How to Write a Resume (for Teens); Part IV, Education

Summary of Part III: Work IS education and for most people, what’s learned at work is far more important than what’s learned in school (elementary and middle schools are useful, high school is a waste for most).  So choose where you work carefully.  Don’t worry about prestige or money.  Better to work at a well run and busy McDonald’s than at raw food restaurant with lax standards.  Work at places that constantly push you to do better.  Surround yourself with colleagues who are competitive.

How Much Education?   As mentioned before, most people don’t need more than an 8th grade education to become a millionaire.  All you need is grit, ambition, and discipline.  (If you have those three character traits, you’ll likely become self-educated).  If school bores you, ditch it.  It’ll just make you dumber and you’d be wasting precious resources.  (Go back to school when it makes more sense). If school is interesting, stick with it.  But resist the urge to compare yourself to the average (shocked at how common this is).  Always compare yourself to the best.  You don’t need to strive to be the best.  You just need to grade yourself fairly.  If you compare yourself to the average, you’ll become delusional and provincial.  You’ll never be able to recognize much less face the actual range of capabilities that exists.

How to Sell Education (How I Read It) Some teens emphasize education because that’s all they have to offer, they’ve never worked.  Fine, but many are making too big a deal out of a 4.0 GPA.  They don’t know how to sell it. Here’s why.

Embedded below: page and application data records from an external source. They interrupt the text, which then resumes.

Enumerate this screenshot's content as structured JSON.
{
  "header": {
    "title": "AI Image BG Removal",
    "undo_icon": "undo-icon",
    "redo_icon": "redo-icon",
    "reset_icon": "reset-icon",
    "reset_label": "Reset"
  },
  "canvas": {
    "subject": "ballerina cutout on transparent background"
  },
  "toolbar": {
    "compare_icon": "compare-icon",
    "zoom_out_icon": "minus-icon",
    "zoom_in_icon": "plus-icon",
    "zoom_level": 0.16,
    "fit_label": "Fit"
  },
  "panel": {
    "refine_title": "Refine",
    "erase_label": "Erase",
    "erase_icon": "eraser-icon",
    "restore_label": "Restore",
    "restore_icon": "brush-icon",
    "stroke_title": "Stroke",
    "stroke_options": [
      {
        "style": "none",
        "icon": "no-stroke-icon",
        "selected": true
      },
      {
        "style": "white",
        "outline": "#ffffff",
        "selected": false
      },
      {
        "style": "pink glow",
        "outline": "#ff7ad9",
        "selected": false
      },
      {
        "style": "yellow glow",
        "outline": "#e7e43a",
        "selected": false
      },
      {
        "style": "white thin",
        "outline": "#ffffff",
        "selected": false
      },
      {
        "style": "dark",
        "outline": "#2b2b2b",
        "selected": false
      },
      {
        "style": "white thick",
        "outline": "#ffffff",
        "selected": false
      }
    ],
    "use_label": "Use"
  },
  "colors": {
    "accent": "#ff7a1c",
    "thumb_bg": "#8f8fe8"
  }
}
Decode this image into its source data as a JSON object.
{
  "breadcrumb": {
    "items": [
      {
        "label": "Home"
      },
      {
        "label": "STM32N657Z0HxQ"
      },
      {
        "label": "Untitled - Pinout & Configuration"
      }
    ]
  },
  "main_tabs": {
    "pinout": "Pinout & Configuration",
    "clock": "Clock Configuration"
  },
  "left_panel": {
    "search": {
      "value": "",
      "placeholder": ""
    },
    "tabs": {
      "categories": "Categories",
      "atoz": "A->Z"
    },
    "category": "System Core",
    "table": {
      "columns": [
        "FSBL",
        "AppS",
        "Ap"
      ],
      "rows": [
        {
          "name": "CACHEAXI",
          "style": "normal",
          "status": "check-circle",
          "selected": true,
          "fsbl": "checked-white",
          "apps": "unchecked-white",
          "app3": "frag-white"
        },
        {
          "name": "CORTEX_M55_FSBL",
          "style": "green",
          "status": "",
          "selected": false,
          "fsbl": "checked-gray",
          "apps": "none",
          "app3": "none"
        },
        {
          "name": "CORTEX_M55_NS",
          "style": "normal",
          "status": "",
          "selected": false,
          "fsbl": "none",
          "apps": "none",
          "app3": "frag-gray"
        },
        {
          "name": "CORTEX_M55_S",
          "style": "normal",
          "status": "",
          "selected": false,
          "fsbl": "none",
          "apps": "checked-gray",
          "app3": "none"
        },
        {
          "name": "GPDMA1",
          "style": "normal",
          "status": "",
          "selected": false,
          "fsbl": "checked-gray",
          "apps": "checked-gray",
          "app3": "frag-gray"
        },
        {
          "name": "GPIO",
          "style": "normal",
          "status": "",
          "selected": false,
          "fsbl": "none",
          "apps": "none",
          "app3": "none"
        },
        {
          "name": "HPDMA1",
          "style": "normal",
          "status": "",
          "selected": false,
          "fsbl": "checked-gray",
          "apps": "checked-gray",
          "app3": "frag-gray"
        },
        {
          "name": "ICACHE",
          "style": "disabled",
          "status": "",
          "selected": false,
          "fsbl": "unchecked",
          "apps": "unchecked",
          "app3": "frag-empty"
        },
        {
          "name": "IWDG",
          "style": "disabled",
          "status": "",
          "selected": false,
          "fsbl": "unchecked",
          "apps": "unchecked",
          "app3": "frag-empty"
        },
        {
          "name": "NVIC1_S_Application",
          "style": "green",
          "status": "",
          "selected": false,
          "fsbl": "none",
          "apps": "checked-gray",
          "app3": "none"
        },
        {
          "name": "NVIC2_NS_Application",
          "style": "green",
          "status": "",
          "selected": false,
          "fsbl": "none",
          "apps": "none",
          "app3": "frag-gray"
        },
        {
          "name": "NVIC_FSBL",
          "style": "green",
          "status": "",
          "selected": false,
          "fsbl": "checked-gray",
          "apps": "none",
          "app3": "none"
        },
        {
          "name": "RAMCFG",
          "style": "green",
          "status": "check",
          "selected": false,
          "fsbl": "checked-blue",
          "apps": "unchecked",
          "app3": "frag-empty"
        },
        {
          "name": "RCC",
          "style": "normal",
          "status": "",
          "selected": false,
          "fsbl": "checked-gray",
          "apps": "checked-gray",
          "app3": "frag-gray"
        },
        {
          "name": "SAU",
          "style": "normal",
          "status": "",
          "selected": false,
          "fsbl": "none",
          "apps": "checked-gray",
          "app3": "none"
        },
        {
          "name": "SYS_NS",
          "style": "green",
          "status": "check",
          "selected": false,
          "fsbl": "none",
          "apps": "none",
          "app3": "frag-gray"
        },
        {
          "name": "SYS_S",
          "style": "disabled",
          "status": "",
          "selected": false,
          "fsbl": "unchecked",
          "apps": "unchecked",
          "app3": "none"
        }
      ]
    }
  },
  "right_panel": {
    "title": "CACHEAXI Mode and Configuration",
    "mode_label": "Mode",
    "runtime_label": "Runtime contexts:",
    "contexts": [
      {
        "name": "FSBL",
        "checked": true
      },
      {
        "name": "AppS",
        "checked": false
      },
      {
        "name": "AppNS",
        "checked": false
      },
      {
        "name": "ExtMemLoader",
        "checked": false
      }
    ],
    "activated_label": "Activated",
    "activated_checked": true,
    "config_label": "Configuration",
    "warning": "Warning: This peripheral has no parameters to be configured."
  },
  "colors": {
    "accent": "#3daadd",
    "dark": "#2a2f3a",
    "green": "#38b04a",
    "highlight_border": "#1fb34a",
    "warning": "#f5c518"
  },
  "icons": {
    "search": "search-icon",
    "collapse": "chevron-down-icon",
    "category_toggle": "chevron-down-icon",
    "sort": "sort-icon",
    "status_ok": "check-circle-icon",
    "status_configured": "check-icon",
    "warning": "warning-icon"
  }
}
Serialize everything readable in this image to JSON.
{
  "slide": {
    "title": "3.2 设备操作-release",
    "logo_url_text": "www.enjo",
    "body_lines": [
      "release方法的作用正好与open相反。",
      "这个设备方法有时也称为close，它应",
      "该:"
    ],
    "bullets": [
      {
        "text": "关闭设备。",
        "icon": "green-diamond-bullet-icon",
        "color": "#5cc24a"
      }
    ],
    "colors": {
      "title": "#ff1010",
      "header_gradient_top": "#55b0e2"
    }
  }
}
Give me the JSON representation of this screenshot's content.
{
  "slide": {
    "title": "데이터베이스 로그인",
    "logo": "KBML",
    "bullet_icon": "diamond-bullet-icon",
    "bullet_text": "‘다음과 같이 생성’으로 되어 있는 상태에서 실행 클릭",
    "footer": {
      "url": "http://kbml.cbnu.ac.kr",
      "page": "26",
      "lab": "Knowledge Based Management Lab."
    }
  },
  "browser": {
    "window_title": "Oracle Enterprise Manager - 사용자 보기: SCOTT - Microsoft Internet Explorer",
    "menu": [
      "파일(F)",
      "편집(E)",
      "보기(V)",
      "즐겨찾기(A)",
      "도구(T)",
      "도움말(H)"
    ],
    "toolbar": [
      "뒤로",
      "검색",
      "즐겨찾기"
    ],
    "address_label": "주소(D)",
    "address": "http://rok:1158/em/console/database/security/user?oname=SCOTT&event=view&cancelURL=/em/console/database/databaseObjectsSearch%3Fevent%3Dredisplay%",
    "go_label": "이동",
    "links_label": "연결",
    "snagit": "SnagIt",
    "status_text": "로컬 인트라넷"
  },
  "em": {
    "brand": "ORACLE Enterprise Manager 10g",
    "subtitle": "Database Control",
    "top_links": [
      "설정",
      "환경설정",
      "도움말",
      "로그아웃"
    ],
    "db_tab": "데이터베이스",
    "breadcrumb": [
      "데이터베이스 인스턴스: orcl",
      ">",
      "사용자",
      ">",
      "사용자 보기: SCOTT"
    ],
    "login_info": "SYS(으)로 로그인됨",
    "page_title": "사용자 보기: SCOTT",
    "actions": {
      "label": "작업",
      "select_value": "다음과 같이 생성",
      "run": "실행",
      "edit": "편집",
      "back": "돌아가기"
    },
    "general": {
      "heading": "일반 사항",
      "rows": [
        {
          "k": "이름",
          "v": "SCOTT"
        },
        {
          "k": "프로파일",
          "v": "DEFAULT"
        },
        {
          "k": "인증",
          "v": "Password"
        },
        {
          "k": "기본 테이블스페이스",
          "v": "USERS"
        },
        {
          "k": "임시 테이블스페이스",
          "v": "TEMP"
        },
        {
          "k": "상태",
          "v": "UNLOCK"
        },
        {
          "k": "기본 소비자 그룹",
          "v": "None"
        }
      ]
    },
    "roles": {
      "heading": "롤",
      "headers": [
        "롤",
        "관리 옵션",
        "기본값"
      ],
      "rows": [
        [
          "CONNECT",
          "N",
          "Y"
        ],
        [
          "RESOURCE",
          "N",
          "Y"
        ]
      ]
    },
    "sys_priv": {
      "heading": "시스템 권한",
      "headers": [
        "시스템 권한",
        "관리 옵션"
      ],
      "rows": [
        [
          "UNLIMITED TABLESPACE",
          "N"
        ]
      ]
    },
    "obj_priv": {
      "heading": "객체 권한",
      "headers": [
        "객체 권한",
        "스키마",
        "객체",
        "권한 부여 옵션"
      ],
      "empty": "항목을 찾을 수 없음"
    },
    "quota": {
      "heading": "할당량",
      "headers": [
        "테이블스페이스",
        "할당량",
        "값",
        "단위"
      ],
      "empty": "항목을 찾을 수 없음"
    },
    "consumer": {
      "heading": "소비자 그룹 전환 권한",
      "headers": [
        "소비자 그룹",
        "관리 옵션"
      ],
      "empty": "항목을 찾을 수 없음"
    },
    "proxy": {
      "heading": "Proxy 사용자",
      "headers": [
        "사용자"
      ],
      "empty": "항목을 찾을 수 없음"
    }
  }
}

Nearly every teen applicant I’ve met refuses to compare themselves to the best.  They instead use their 4.0GPA (or even 3.0, sheesh) to boost their self-esteem.  To those who make a big deal out of their 4.0, here’s reality. You’d probably be at the bottom of the class at a top high school.  The average SAT at a top public high school like Stuyvesant is 1400 (Math and Verbal only).  Thomas Jefferson, it’s 1430.  Exeter, 1400. The dumb jock from Palo Alto high school who is now an NBA starting guard scored a perfect 800 on his Math IIC in NINTH GRADE. Now what did your valedictorian score on her SAT?  When did she take her Math IIC? Are you getting the sense that you’re a big fish in a tiny pond? Sure you ready to face the sharks?  Are you starting to understand that the average Stuyvesant graduate is at least six grade levels ahead of average Mountlake Terrace high graduate?  (Parents, does this bother you, want to do something about it)?

Here’s how you sell a 4.0.  Be humble. Point out that it’s coming from a high school with low or middling standards.  Mention that you didn’t take the toughest course load.  Show me you can put your achievements in a perspective that frames you as teachable employee.   There’s nothing more dangerous than someone with inflated self-esteem.  They can’t learn, they only want to be admired, even worshipped. Put simply, show me you have high standards for yourself.  Whether or not you meet those standards is irrelevant to me.  It’s not like you’re applying for CEO.

Some of you are 2.0 GPA students.  That’s fine too.  Don’t hide it, be honest.  Mention how you haven’t been able to see the point.  That you don’t want to waste time learning bullshit.  I can work with that.

The point is, be honest.  First to yourself, then to others.  Yes, it’ll offend many people, including loved ones — people don’t like it when their praise is refused because it’s a criticism of their own standards —  but if you’re upwardly mobile, it’ll impress those you want to impress.

Putting it On Paper

Some recommend teens to list their education ahead of their work experience.  For my business, I prefer education to be listed near the bottom.  If you’re on a college prep track, list the following:

GPA
Test scores (SAT, SAT II, AP exams, etc)
AP courses currently taking
Leadership positions
Awards

Don’t try to appear perfect.  Nobody is seeking perfect.  We’re all deeply flawed.  We’re just seeking (and I’m speaking for all small business owners)  honesty.

If you’re not on college prep track, list the following:
GPA
Test scores, if available
Relevant trade courses (many high schools have culinary programs)
Leadership positions
Awards.

We’ll discuss hobbies and references in next section.